Across Iowa, law enforcement agencies will be stepping up their patrols to keep drivers safe during the upcoming Thanksgiving holiday weekend.
The Special Traffic Enforcement Program, which is an initiative of the Governor's Traffic Safety Bureau, will make sure that drivers are being responsible by wearing their seat belts and driving safely.
The event begins Monday and will run through Dec. 1.
"The No. 1 priority of this Special Traffic Enforcement Program is to save lives," Randy Hunefeld, sTEP coordinator with the GTSB, said in a statement.

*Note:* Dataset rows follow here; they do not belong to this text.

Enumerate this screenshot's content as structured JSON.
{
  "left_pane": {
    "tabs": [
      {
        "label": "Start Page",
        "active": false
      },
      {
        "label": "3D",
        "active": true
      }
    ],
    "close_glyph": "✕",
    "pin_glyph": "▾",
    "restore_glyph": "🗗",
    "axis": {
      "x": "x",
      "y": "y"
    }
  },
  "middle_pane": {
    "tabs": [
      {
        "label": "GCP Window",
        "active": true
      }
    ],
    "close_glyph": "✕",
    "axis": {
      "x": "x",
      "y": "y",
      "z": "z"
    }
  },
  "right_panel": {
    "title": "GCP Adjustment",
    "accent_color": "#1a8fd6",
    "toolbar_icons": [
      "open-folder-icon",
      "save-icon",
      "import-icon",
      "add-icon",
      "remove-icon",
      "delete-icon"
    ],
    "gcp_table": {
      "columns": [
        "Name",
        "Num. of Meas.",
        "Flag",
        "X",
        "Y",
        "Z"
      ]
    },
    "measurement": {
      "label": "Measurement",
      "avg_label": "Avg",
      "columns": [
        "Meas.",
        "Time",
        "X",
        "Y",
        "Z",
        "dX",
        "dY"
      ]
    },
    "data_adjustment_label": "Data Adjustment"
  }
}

Hunefeld said that there were nine fatal accidents during last year's Thanksgiving holiday, six of which involved people who weren't wearing their seat belts.
Law enforcement agencies across the state, including the Webster County Sheriff's Department, are participating in the sTEP.
Chief Deputy Rod Strait said it's important for law enforcement to have programs such as sTEP.
"It enhances the public's safety," Strait said. "It allows us to do a little more proactive enforcement."
Strait said there isn't anything specific deputies look for, but the goal is to keep drivers from getting into accidents.
"It's just a broad approach to observing traffic, just like what's done every day," he said. "This is extra enforcement."
Strait said special enforcement exercises such as sTEP can only be done when there are extra deputies available, because regular assignments take up most of the department's time.
"When they step forward in a program like this, their time is dedicated to enforcement," he said, adding the enforcement helps keep drivers safe while traveling on the roads.
"It really helps benefit the community," he said. "and it makes the roads a little bit safer."
According to a press release from the Iowa Department of Public Safety, as of Nov. 8, 263 people have died in traffic accidents this year. While that is actually 40 fewer than the same time frame last year, the press release revealed that in 39 percent of those deaths the person was not wearing a seat belt.
"These statistics clearly prove we must make seat belts a top priority," the press release stated. "More than 50 percent of all fatalities, not including motorcycles and pedestrians, are the result of drivers or occupants not taking the time to buckle up."